Work through the data below and copy out every line where "Другие" is found.

------------------------------------------------

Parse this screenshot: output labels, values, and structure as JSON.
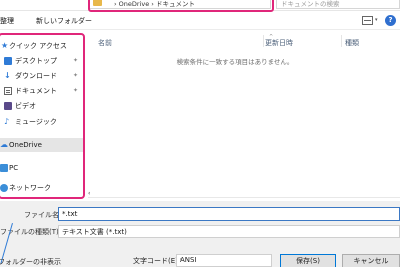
{
  "address_bar": {
    "breadcrumb": "› OneDrive › ドキュメント",
    "search_placeholder": "ドキュメントの検索"
  },
  "toolbar": {
    "organize_label": "整理",
    "new_folder_label": "新しいフォルダー"
  },
  "nav": {
    "items": [
      {
        "label": "クイック アクセス",
        "icon": "star-icon",
        "pinned": false
      },
      {
        "label": "デスクトップ",
        "icon": "desktop-icon",
        "pinned": true
      },
      {
        "label": "ダウンロード",
        "icon": "download-icon",
        "pinned": true
      },
      {
        "label": "ドキュメント",
        "icon": "document-icon",
        "pinned": true
      },
      {
        "label": "ビデオ",
        "icon": "video-icon",
        "pinned": false
      },
      {
        "label": "ミュージック",
        "icon": "music-icon",
        "pinned": false
      },
      {
        "label": "OneDrive",
        "icon": "cloud-icon",
        "pinned": false
      },
      {
        "label": "PC",
        "icon": "pc-icon",
        "pinned": false
      },
      {
        "label": "ネットワーク",
        "icon": "network-icon",
        "pinned": false
      }
    ],
    "pin_glyph": "📌"
  },
  "file_list": {
    "columns": [
      "名前",
      "更新日時",
      "種類"
    ],
    "empty_message": "検索条件に一致する項目はありません。"
  },
  "form": {
    "filename_label": "ファイル名(N):",
    "filename_value": "*.txt",
    "filetype_label": "ファイルの種類(T):",
    "filetype_value": "テキスト文書 (*.txt)",
    "hide_folders_label": "フォルダーの非表示",
    "encoding_label": "文字コード(E):",
    "encoding_value": "ANSI",
    "save_label": "保存(S)",
    "cancel_label": "キャンセル"
  },
  "colors": {
    "highlight": "#e0267a",
    "accent": "#2f7bd6"
  }
}
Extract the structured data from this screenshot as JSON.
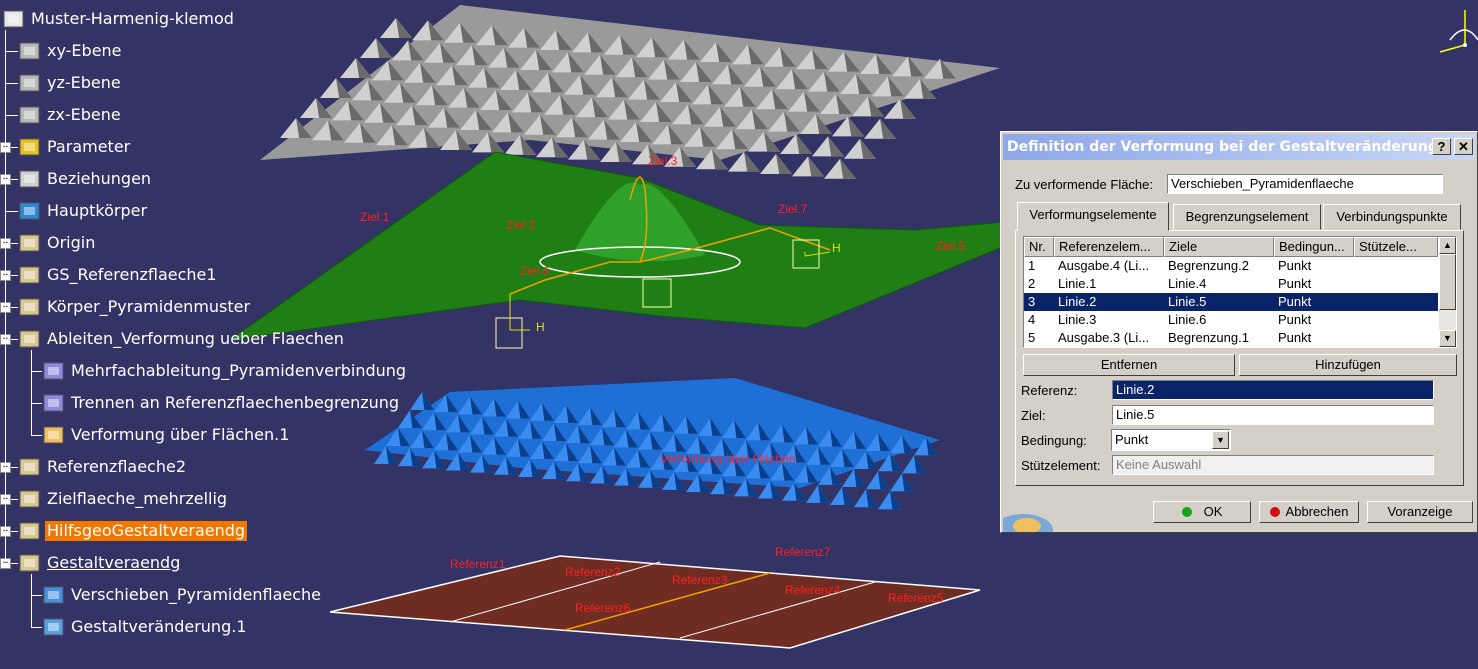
{
  "tree": {
    "items": [
      {
        "label": "Muster-Harmenig-klemod",
        "icon": "part-doc-icon",
        "level": 0
      },
      {
        "label": "xy-Ebene",
        "icon": "plane-icon",
        "level": 1
      },
      {
        "label": "yz-Ebene",
        "icon": "plane-icon",
        "level": 1
      },
      {
        "label": "zx-Ebene",
        "icon": "plane-icon",
        "level": 1
      },
      {
        "label": "Parameter",
        "icon": "parameter-icon",
        "level": 1
      },
      {
        "label": "Beziehungen",
        "icon": "relations-icon",
        "level": 1
      },
      {
        "label": "Hauptkörper",
        "icon": "gear-icon",
        "level": 1
      },
      {
        "label": "Origin",
        "icon": "geoset-icon",
        "level": 1
      },
      {
        "label": "GS_Referenzflaeche1",
        "icon": "geoset-icon",
        "level": 1
      },
      {
        "label": "Körper_Pyramidenmuster",
        "icon": "geoset-icon",
        "level": 1
      },
      {
        "label": "Ableiten_Verformung ueber Flaechen",
        "icon": "geoset-icon",
        "level": 1
      },
      {
        "label": "Mehrfachableitung_Pyramidenverbindung",
        "icon": "surface-icon",
        "level": 2
      },
      {
        "label": "Trennen an Referenzflaechenbegrenzung",
        "icon": "surface-icon",
        "level": 2
      },
      {
        "label": "Verformung über Flächen.1",
        "icon": "deform-icon",
        "level": 2
      },
      {
        "label": "Referenzflaeche2",
        "icon": "geoset-icon",
        "level": 1
      },
      {
        "label": "Zielflaeche_mehrzellig",
        "icon": "geoset-icon",
        "level": 1
      },
      {
        "label": "HilfsgeoGestaltveraendg",
        "icon": "geoset-icon",
        "level": 1
      },
      {
        "label": "Gestaltveraendg",
        "icon": "geoset-icon",
        "level": 1
      },
      {
        "label": "Verschieben_Pyramidenflaeche",
        "icon": "translate-icon",
        "level": 2
      },
      {
        "label": "Gestaltveränderung.1",
        "icon": "shape-morph-icon",
        "level": 2
      }
    ],
    "highlight_color": "#f07800"
  },
  "viewport": {
    "labels": {
      "ziel1": "Ziel.1",
      "ziel2": "Ziel.2",
      "ziel3": "Ziel.3",
      "ziel5": "Ziel.5",
      "ziel6": "Ziel.6",
      "ziel7": "Ziel.7",
      "h": "H",
      "blue_annotation": "Verformung über Flächen",
      "ref1": "Referenz1",
      "ref2": "Referenz2",
      "ref3": "Referenz3",
      "ref4": "Referenz4",
      "ref5": "Referenz5",
      "ref6": "Referenz6",
      "ref7": "Referenz7"
    },
    "compass_icon": "compass-icon",
    "colors": {
      "background": "#333366",
      "green_surface": "#1f7f14",
      "blue_surface": "#1e6fd6",
      "gray_surface": "#b8b8b8",
      "brown_surface": "#6e2c22",
      "label": "#ff2020"
    }
  },
  "dialog": {
    "title": "Definition der Verformung bei der Gestaltveränderung",
    "help_label": "?",
    "close_label": "✕",
    "surface_label": "Zu verformende Fläche:",
    "surface_value": "Verschieben_Pyramidenflaeche",
    "tabs": [
      {
        "label": "Verformungselemente",
        "active": true
      },
      {
        "label": "Begrenzungselement",
        "active": false
      },
      {
        "label": "Verbindungspunkte",
        "active": false
      }
    ],
    "table": {
      "columns": [
        "Nr.",
        "Referenzelem...",
        "Ziele",
        "Bedingun...",
        "Stützele..."
      ],
      "rows": [
        {
          "nr": "1",
          "ref": "Ausgabe.4 (Li...",
          "ziel": "Begrenzung.2",
          "bed": "Punkt",
          "stuetz": "",
          "selected": false
        },
        {
          "nr": "2",
          "ref": "Linie.1",
          "ziel": "Linie.4",
          "bed": "Punkt",
          "stuetz": "",
          "selected": false
        },
        {
          "nr": "3",
          "ref": "Linie.2",
          "ziel": "Linie.5",
          "bed": "Punkt",
          "stuetz": "",
          "selected": true
        },
        {
          "nr": "4",
          "ref": "Linie.3",
          "ziel": "Linie.6",
          "bed": "Punkt",
          "stuetz": "",
          "selected": false
        },
        {
          "nr": "5",
          "ref": "Ausgabe.3 (Li...",
          "ziel": "Begrenzung.1",
          "bed": "Punkt",
          "stuetz": "",
          "selected": false
        }
      ]
    },
    "remove_button": "Entfernen",
    "add_button": "Hinzufügen",
    "reference_label": "Referenz:",
    "reference_value": "Linie.2",
    "target_label": "Ziel:",
    "target_value": "Linie.5",
    "condition_label": "Bedingung:",
    "condition_value": "Punkt",
    "support_label": "Stützelement:",
    "support_placeholder": "Keine Auswahl",
    "ok_button": "OK",
    "cancel_button": "Abbrechen",
    "preview_button": "Voranzeige",
    "colors": {
      "selection": "#0a246a",
      "ok_dot": "#1aa01a",
      "cancel_dot": "#d01010"
    }
  }
}
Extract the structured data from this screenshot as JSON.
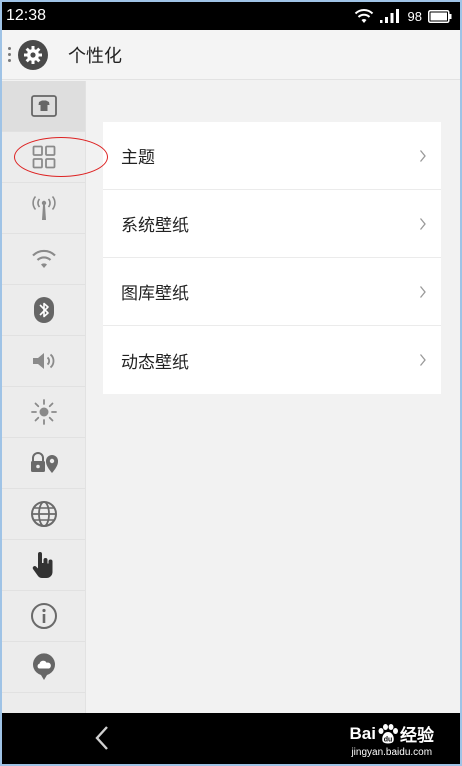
{
  "status_bar": {
    "time": "12:38",
    "battery": "98"
  },
  "header": {
    "title": "个性化"
  },
  "sidebar": {
    "items": [
      {
        "icon": "tshirt-icon",
        "active": false
      },
      {
        "icon": "grid-icon",
        "active": true
      },
      {
        "icon": "antenna-icon",
        "active": false
      },
      {
        "icon": "wifi-icon",
        "active": false
      },
      {
        "icon": "bluetooth-icon",
        "active": false
      },
      {
        "icon": "speaker-icon",
        "active": false
      },
      {
        "icon": "brightness-icon",
        "active": false
      },
      {
        "icon": "lock-location-icon",
        "active": false
      },
      {
        "icon": "globe-icon",
        "active": false
      },
      {
        "icon": "hand-icon",
        "active": false
      },
      {
        "icon": "info-icon",
        "active": false
      },
      {
        "icon": "cloud-icon",
        "active": false
      }
    ]
  },
  "menu": {
    "items": [
      {
        "label": "主题"
      },
      {
        "label": "系统壁纸"
      },
      {
        "label": "图库壁纸"
      },
      {
        "label": "动态壁纸"
      }
    ]
  },
  "watermark": {
    "brand": "Bai",
    "brand2": "du",
    "suffix": "经验",
    "url": "jingyan.baidu.com"
  },
  "colors": {
    "annotation": "#d22222",
    "status_bg": "#000000",
    "page_bg": "#f2f2f2"
  }
}
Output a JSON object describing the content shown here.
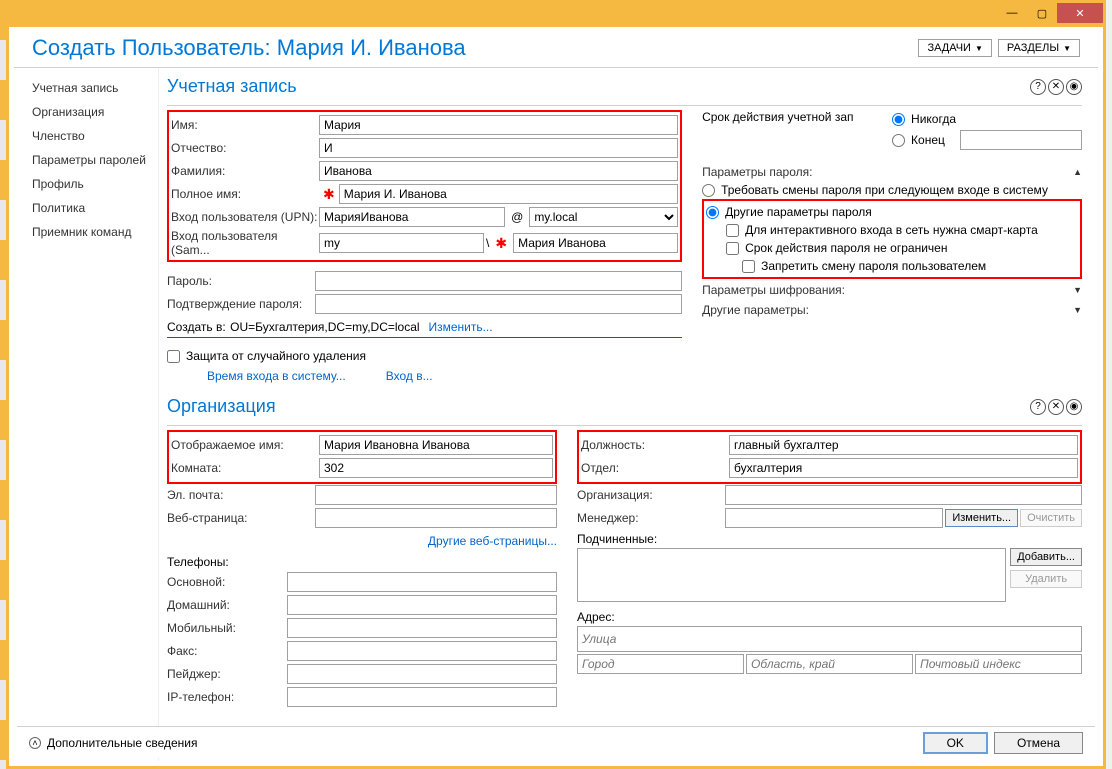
{
  "header": {
    "title": "Создать Пользователь: Мария И. Иванова",
    "tasks_btn": "ЗАДАЧИ",
    "sections_btn": "РАЗДЕЛЫ"
  },
  "sidebar": {
    "items": [
      "Учетная запись",
      "Организация",
      "Членство",
      "Параметры паролей",
      "Профиль",
      "Политика",
      "Приемник команд"
    ]
  },
  "account": {
    "section_title": "Учетная запись",
    "first_name_label": "Имя:",
    "first_name": "Мария",
    "middle_label": "Отчество:",
    "middle": "И",
    "last_label": "Фамилия:",
    "last": "Иванова",
    "full_label": "Полное имя:",
    "full": "Мария И. Иванова",
    "upn_label": "Вход пользователя (UPN):",
    "upn": "МарияИванова",
    "upn_domain": "my.local",
    "sam_label": "Вход пользователя (Sam...",
    "sam_domain": "my",
    "sam_user": "Мария Иванова",
    "password_label": "Пароль:",
    "confirm_label": "Подтверждение пароля:",
    "create_in_label": "Создать в:",
    "create_in_value": "OU=Бухгалтерия,DC=my,DC=local",
    "change_link": "Изменить...",
    "protect_label": "Защита от случайного удаления",
    "logon_hours": "Время входа в систему...",
    "logon_to": "Вход в...",
    "expiry_label": "Срок действия учетной зап",
    "never": "Никогда",
    "end": "Конец",
    "pwd_params_label": "Параметры пароля:",
    "require_change": "Требовать смены пароля при следующем входе в систему",
    "other_params": "Другие параметры пароля",
    "smartcard": "Для интерактивного входа в сеть нужна смарт-карта",
    "no_expire": "Срок действия пароля не ограничен",
    "no_change": "Запретить смену пароля пользователем",
    "encryption_label": "Параметры шифрования:",
    "other_label": "Другие параметры:"
  },
  "org": {
    "section_title": "Организация",
    "display_label": "Отображаемое имя:",
    "display": "Мария Ивановна Иванова",
    "room_label": "Комната:",
    "room": "302",
    "email_label": "Эл. почта:",
    "web_label": "Веб-страница:",
    "other_web": "Другие веб-страницы...",
    "phones_label": "Телефоны:",
    "phone_main": "Основной:",
    "phone_home": "Домашний:",
    "phone_mobile": "Мобильный:",
    "phone_fax": "Факс:",
    "phone_pager": "Пейджер:",
    "phone_ip": "IP-телефон:",
    "title_label": "Должность:",
    "title": "главный бухгалтер",
    "dept_label": "Отдел:",
    "dept": "бухгалтерия",
    "org_label": "Организация:",
    "manager_label": "Менеджер:",
    "change_btn": "Изменить...",
    "clear_btn": "Очистить",
    "reports_label": "Подчиненные:",
    "add_btn": "Добавить...",
    "remove_btn": "Удалить",
    "address_label": "Адрес:",
    "street_ph": "Улица",
    "city_ph": "Город",
    "region_ph": "Область, край",
    "zip_ph": "Почтовый индекс"
  },
  "footer": {
    "more": "Дополнительные сведения",
    "ok": "OK",
    "cancel": "Отмена"
  }
}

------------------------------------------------

:: Written reply ::
    "other_params": "Другие параметры пароля",
    "other_label": "Другие параметры:"
    "other_web": "Другие веб-страницы...",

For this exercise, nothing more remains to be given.